Stored items
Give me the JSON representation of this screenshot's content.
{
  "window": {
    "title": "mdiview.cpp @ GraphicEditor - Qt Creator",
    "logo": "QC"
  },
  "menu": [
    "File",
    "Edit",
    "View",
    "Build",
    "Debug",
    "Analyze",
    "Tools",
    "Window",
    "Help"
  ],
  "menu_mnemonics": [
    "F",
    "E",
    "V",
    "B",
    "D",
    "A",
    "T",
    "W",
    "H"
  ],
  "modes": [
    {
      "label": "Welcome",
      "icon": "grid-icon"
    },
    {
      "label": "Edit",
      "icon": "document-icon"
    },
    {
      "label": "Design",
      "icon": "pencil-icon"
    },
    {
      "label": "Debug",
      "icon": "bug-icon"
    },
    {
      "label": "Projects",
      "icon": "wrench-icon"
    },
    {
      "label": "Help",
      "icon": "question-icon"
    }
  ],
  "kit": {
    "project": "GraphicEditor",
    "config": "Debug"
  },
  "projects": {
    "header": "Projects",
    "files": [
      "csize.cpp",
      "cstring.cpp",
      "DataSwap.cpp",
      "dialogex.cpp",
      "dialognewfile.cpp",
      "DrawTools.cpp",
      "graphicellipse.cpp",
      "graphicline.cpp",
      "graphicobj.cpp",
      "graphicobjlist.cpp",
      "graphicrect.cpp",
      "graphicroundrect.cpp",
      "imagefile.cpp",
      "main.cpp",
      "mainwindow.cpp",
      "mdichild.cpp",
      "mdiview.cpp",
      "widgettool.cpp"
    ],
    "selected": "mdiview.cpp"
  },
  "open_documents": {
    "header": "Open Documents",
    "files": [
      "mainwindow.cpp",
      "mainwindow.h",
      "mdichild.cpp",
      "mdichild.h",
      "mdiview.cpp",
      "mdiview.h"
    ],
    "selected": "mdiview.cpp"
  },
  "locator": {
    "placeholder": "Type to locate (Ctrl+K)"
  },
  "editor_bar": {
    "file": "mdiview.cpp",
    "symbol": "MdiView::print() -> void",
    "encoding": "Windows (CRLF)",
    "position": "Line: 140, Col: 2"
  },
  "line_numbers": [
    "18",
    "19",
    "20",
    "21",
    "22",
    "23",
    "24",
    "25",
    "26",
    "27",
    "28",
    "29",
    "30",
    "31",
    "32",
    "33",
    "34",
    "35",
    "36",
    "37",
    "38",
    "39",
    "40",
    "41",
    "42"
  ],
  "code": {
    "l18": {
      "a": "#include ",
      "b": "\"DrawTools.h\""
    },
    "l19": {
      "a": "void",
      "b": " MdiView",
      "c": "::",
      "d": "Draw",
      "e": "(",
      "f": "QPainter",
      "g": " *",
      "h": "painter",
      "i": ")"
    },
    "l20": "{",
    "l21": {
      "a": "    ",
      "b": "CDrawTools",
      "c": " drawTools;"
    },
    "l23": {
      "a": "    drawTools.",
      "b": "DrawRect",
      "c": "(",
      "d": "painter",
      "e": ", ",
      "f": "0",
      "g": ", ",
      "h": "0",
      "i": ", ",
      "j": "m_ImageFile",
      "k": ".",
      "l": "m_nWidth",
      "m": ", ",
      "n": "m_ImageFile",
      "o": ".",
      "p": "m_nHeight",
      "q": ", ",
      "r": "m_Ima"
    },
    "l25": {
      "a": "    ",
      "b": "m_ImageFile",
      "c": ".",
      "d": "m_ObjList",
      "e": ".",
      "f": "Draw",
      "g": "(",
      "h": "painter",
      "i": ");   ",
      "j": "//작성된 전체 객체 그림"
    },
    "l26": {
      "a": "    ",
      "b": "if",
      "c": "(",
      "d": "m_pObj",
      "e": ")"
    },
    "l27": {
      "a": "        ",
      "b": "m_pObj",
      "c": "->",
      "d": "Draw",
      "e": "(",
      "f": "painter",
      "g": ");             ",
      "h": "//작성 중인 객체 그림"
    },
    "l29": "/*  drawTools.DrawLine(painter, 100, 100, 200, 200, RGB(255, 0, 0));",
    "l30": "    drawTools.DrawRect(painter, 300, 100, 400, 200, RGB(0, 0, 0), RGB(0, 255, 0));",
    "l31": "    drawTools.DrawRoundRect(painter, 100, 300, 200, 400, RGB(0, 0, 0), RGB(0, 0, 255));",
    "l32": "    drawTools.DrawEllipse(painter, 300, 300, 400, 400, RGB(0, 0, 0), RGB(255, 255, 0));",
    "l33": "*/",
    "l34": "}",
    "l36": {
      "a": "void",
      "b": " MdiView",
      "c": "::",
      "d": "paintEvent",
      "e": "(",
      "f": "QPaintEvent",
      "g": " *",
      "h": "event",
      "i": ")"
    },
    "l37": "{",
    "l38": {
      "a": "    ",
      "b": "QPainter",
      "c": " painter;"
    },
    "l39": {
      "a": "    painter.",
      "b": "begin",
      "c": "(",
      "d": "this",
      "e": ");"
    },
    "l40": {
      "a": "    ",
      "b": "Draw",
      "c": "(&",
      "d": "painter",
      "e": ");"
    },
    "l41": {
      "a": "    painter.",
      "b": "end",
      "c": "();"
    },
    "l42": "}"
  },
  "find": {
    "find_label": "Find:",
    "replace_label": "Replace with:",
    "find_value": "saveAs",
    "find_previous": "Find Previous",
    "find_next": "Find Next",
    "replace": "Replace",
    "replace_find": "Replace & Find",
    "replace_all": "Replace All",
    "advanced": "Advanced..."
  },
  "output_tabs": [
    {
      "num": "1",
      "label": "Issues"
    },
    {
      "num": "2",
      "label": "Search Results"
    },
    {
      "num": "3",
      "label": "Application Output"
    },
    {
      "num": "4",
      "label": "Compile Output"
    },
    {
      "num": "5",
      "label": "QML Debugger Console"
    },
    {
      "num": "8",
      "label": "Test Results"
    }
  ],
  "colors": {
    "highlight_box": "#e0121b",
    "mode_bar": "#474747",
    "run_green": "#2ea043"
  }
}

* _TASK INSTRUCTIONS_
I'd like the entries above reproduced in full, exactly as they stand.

* _TASK ANSWER_
Give me the JSON representation of this screenshot's content.
{
  "window": {
    "title": "mdiview.cpp @ GraphicEditor - Qt Creator",
    "logo": "QC"
  },
  "menu": [
    "File",
    "Edit",
    "View",
    "Build",
    "Debug",
    "Analyze",
    "Tools",
    "Window",
    "Help"
  ],
  "menu_mnemonics": [
    "F",
    "E",
    "V",
    "B",
    "D",
    "A",
    "T",
    "W",
    "H"
  ],
  "modes": [
    {
      "label": "Welcome",
      "icon": "grid-icon"
    },
    {
      "label": "Edit",
      "icon": "document-icon"
    },
    {
      "label": "Design",
      "icon": "pencil-icon"
    },
    {
      "label": "Debug",
      "icon": "bug-icon"
    },
    {
      "label": "Projects",
      "icon": "wrench-icon"
    },
    {
      "label": "Help",
      "icon": "question-icon"
    }
  ],
  "kit": {
    "project": "GraphicEditor",
    "config": "Debug"
  },
  "projects": {
    "header": "Projects",
    "files": [
      "csize.cpp",
      "cstring.cpp",
      "DataSwap.cpp",
      "dialogex.cpp",
      "dialognewfile.cpp",
      "DrawTools.cpp",
      "graphicellipse.cpp",
      "graphicline.cpp",
      "graphicobj.cpp",
      "graphicobjlist.cpp",
      "graphicrect.cpp",
      "graphicroundrect.cpp",
      "imagefile.cpp",
      "main.cpp",
      "mainwindow.cpp",
      "mdichild.cpp",
      "mdiview.cpp",
      "widgettool.cpp"
    ],
    "selected": "mdiview.cpp"
  },
  "open_documents": {
    "header": "Open Documents",
    "files": [
      "mainwindow.cpp",
      "mainwindow.h",
      "mdichild.cpp",
      "mdichild.h",
      "mdiview.cpp",
      "mdiview.h"
    ],
    "selected": "mdiview.cpp"
  },
  "locator": {
    "placeholder": "Type to locate (Ctrl+K)"
  },
  "editor_bar": {
    "file": "mdiview.cpp",
    "symbol": "MdiView::print() -> void",
    "encoding": "Windows (CRLF)",
    "position": "Line: 140, Col: 2"
  },
  "line_numbers": [
    "18",
    "19",
    "20",
    "21",
    "22",
    "23",
    "24",
    "25",
    "26",
    "27",
    "28",
    "29",
    "30",
    "31",
    "32",
    "33",
    "34",
    "35",
    "36",
    "37",
    "38",
    "39",
    "40",
    "41",
    "42"
  ],
  "code": {
    "l18": {
      "a": "#include ",
      "b": "\"DrawTools.h\""
    },
    "l19": {
      "a": "void",
      "b": " MdiView",
      "c": "::",
      "d": "Draw",
      "e": "(",
      "f": "QPainter",
      "g": " *",
      "h": "painter",
      "i": ")"
    },
    "l20": "{",
    "l21": {
      "a": "    ",
      "b": "CDrawTools",
      "c": " drawTools;"
    },
    "l23": {
      "a": "    drawTools.",
      "b": "DrawRect",
      "c": "(",
      "d": "painter",
      "e": ", ",
      "f": "0",
      "g": ", ",
      "h": "0",
      "i": ", ",
      "j": "m_ImageFile",
      "k": ".",
      "l": "m_nWidth",
      "m": ", ",
      "n": "m_ImageFile",
      "o": ".",
      "p": "m_nHeight",
      "q": ", ",
      "r": "m_Ima"
    },
    "l25": {
      "a": "    ",
      "b": "m_ImageFile",
      "c": ".",
      "d": "m_ObjList",
      "e": ".",
      "f": "Draw",
      "g": "(",
      "h": "painter",
      "i": ");   ",
      "j": "//작성된 전체 객체 그림"
    },
    "l26": {
      "a": "    ",
      "b": "if",
      "c": "(",
      "d": "m_pObj",
      "e": ")"
    },
    "l27": {
      "a": "        ",
      "b": "m_pObj",
      "c": "->",
      "d": "Draw",
      "e": "(",
      "f": "painter",
      "g": ");             ",
      "h": "//작성 중인 객체 그림"
    },
    "l29": "/*  drawTools.DrawLine(painter, 100, 100, 200, 200, RGB(255, 0, 0));",
    "l30": "    drawTools.DrawRect(painter, 300, 100, 400, 200, RGB(0, 0, 0), RGB(0, 255, 0));",
    "l31": "    drawTools.DrawRoundRect(painter, 100, 300, 200, 400, RGB(0, 0, 0), RGB(0, 0, 255));",
    "l32": "    drawTools.DrawEllipse(painter, 300, 300, 400, 400, RGB(0, 0, 0), RGB(255, 255, 0));",
    "l33": "*/",
    "l34": "}",
    "l36": {
      "a": "void",
      "b": " MdiView",
      "c": "::",
      "d": "paintEvent",
      "e": "(",
      "f": "QPaintEvent",
      "g": " *",
      "h": "event",
      "i": ")"
    },
    "l37": "{",
    "l38": {
      "a": "    ",
      "b": "QPainter",
      "c": " painter;"
    },
    "l39": {
      "a": "    painter.",
      "b": "begin",
      "c": "(",
      "d": "this",
      "e": ");"
    },
    "l40": {
      "a": "    ",
      "b": "Draw",
      "c": "(&",
      "d": "painter",
      "e": ");"
    },
    "l41": {
      "a": "    painter.",
      "b": "end",
      "c": "();"
    },
    "l42": "}"
  },
  "find": {
    "find_label": "Find:",
    "replace_label": "Replace with:",
    "find_value": "saveAs",
    "find_previous": "Find Previous",
    "find_next": "Find Next",
    "replace": "Replace",
    "replace_find": "Replace & Find",
    "replace_all": "Replace All",
    "advanced": "Advanced..."
  },
  "output_tabs": [
    {
      "num": "1",
      "label": "Issues"
    },
    {
      "num": "2",
      "label": "Search Results"
    },
    {
      "num": "3",
      "label": "Application Output"
    },
    {
      "num": "4",
      "label": "Compile Output"
    },
    {
      "num": "5",
      "label": "QML Debugger Console"
    },
    {
      "num": "8",
      "label": "Test Results"
    }
  ],
  "colors": {
    "highlight_box": "#e0121b",
    "mode_bar": "#474747",
    "run_green": "#2ea043"
  }
}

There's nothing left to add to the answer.